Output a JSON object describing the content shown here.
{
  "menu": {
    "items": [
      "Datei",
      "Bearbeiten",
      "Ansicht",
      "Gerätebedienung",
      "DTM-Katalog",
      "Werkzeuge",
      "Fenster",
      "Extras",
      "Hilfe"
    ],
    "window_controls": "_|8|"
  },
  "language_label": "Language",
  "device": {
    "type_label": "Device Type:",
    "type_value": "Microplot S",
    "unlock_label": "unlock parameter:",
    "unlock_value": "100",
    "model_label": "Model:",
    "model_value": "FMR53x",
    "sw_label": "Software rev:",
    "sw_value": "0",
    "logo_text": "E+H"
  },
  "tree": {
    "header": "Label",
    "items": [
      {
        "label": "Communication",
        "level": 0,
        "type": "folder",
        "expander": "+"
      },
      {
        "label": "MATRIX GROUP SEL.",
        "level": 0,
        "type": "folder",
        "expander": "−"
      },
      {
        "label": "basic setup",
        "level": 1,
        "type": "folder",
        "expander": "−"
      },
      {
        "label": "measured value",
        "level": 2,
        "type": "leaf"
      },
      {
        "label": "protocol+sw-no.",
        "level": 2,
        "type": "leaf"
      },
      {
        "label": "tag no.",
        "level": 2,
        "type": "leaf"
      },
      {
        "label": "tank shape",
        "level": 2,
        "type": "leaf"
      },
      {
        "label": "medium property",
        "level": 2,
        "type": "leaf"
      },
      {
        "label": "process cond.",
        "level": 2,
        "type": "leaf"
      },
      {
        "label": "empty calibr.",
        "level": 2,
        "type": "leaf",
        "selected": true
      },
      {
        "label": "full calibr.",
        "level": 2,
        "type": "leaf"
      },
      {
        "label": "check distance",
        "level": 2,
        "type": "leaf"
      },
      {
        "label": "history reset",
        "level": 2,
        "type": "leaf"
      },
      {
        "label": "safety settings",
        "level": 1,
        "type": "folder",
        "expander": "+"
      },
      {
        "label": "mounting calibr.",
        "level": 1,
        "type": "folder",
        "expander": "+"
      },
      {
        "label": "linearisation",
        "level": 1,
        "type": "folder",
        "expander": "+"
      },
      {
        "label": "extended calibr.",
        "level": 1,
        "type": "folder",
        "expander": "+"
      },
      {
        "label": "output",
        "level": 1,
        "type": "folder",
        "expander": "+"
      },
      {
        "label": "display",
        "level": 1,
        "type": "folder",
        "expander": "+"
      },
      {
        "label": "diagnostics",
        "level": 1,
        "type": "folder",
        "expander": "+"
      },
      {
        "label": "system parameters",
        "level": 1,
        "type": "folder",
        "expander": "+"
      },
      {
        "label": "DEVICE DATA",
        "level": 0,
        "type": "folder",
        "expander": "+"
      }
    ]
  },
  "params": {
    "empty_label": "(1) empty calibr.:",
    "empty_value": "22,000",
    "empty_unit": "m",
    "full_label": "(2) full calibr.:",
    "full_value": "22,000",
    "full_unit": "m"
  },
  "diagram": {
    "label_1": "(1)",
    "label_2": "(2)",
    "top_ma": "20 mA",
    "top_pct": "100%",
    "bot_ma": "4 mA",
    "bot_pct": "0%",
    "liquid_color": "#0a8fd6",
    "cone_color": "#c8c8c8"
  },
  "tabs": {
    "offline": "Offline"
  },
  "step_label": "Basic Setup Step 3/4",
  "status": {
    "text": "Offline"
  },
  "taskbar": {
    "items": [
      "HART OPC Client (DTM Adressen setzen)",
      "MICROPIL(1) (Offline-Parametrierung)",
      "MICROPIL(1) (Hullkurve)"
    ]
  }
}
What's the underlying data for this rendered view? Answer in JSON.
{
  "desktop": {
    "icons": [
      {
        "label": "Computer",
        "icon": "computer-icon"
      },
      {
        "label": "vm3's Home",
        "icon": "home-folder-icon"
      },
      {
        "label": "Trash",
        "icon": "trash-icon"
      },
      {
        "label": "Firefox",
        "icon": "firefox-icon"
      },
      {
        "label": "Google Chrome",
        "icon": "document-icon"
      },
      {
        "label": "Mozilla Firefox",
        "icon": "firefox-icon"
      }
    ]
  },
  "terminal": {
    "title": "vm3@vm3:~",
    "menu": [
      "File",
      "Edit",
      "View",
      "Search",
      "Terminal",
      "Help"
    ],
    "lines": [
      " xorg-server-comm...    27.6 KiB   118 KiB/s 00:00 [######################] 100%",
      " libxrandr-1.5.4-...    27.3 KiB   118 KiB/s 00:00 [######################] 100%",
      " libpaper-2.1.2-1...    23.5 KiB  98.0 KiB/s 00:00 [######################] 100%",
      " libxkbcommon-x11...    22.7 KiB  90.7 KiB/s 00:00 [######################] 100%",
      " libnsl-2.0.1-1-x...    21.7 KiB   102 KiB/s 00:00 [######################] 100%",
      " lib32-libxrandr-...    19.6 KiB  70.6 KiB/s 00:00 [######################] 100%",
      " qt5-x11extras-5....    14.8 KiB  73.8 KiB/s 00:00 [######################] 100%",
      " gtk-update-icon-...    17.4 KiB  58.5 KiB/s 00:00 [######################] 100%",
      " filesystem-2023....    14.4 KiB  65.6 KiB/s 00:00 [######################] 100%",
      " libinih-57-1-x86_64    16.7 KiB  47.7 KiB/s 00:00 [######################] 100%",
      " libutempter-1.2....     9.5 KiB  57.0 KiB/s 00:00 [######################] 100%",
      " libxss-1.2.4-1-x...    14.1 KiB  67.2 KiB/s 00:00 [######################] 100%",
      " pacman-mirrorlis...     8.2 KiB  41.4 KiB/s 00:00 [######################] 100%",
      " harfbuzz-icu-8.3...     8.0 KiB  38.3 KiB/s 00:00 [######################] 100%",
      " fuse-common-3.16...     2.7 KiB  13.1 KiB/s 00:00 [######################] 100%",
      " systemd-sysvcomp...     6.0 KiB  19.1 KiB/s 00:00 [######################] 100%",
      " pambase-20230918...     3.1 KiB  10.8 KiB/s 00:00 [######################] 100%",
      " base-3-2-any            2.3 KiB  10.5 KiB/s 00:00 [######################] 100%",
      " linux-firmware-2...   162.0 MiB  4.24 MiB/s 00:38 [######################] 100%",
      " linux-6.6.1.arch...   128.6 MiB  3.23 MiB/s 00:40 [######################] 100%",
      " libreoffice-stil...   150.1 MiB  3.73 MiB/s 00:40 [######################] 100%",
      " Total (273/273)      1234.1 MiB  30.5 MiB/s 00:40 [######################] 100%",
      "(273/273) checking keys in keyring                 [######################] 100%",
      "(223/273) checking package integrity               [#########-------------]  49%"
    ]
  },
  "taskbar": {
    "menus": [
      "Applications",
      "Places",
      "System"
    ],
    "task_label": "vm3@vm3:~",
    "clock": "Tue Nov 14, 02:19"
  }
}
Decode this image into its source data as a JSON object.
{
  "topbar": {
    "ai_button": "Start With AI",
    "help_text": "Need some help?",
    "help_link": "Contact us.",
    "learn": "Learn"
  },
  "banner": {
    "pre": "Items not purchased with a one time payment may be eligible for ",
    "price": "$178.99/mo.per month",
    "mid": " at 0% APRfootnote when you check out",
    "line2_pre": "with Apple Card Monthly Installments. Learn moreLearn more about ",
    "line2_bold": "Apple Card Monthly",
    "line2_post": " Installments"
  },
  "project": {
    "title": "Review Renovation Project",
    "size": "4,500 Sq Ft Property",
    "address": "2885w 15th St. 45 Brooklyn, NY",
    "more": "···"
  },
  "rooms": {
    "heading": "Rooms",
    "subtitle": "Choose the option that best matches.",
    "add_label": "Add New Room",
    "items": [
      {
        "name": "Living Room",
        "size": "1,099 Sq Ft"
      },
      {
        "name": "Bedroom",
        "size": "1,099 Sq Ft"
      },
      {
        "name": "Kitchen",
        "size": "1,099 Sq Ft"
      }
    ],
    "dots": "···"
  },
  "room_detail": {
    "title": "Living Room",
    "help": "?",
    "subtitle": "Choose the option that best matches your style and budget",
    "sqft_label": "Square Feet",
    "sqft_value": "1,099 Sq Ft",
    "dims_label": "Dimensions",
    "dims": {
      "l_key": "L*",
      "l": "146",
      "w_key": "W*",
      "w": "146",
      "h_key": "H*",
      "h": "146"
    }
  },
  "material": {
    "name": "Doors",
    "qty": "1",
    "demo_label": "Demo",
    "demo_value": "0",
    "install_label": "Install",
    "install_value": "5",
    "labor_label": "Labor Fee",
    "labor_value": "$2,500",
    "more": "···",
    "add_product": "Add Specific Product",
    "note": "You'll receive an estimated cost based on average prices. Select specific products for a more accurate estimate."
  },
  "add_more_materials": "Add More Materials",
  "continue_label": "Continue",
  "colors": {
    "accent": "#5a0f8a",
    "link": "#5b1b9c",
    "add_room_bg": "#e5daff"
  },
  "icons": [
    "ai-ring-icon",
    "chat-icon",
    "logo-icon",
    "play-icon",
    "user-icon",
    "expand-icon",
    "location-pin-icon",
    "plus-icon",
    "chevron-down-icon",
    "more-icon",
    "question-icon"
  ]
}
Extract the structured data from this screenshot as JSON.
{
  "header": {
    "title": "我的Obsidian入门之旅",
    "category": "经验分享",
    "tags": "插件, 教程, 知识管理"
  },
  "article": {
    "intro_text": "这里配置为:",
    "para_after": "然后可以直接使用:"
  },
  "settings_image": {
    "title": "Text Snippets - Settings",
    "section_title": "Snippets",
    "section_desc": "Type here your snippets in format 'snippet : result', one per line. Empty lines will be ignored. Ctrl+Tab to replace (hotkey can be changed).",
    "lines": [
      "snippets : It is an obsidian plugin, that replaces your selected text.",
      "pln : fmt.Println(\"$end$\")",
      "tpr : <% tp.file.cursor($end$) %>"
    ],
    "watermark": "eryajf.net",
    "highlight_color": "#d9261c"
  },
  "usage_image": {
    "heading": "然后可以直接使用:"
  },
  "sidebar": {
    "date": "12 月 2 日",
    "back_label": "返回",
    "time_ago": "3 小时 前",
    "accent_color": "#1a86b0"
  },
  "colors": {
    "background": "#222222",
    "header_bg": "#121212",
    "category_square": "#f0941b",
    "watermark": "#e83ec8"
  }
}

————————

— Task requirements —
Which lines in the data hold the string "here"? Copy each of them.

— Exercise solution —
Output a JSON object describing the content shown here.
    "section_desc": "Type here your snippets in format 'snippet : result', one per line. Empty lines will be ignored. Ctrl+Tab to replace (hotkey can be changed).",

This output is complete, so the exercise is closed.